Kalaupapa: A Collective Memory
- Winner of the Samuel M. Kamakau Award for Hawai'i Book of the Year, 2013
- About the Book
Between 1866 and 1969, an estimated 8,000 individuals—at least 90 percent of whom were Native Hawaiians—were sent to Molokai’s remote Kalaupapa peninsula because they were believed to have leprosy. Unwilling to accept the loss of their families, homes, and citizenship, these individuals ensured they would be accorded their rightful place in history. They left a powerful testimony of their lives in the form of letters, petitions, music, memoirs, and oral history interviews. Kalaupapa combines more than 200 hours of interviews with archival documents, including over 300 letters and petitions written by the earliest residents translated from Hawaiian.
It has long been assumed that those sent to Kalaupapa were unconcerned with the world they were forced to leave behind. The present work shows that residents remained actively interested and involved in life beyond Kalaupapa. They petitioned the Hawaii Legislative Assembly in 1874, seeking justice. They fervently supported Queen Liliuokalani and the Hawaiian Kingdom prior to annexation and contributed to the relief effort in Europe following World War I. In 1997 Kalaupapa residents advocated at the United Nations together with people affected by leprosy from around the world.
This book presents at long last the story of Kalaupapa as told by its people.
- About the Author(s)
Anwei Skinsnes Law, AuthorAnwei Skinsnes Law first visited Kalaupapa in 1968 at the age of sixteen. Over the last forty years, she has researched the history of leprosy in Hawai‘i, conducted oral history interviews at Kalaupapa, and produced documentaries and books on different aspects of Kalaupapa’s history. Since 1994 Law has served as the international coordinator of IDEA, the largest international human rights organization by and for people who have experienced leprosy.

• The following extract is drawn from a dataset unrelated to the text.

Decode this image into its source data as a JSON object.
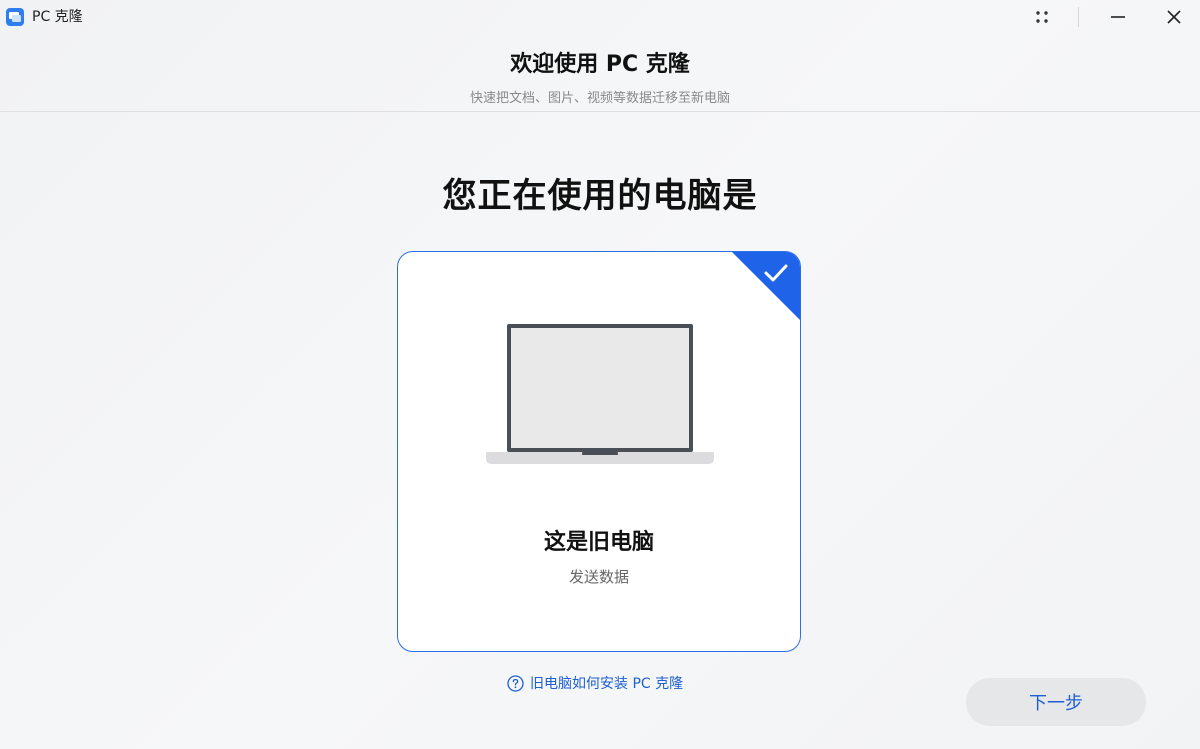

- Reviews and Endorsements
This is a large and attractive volume, brimming with high quality photographs of the residents and the landscapes
they inhabited. Many of the images, especially the closeup portraits, are deeply poignant, and reinforce the human
dimension of this public health policy while highlighting the individuality of those affected.
—H-Disability: Humanities and Social Sciences Online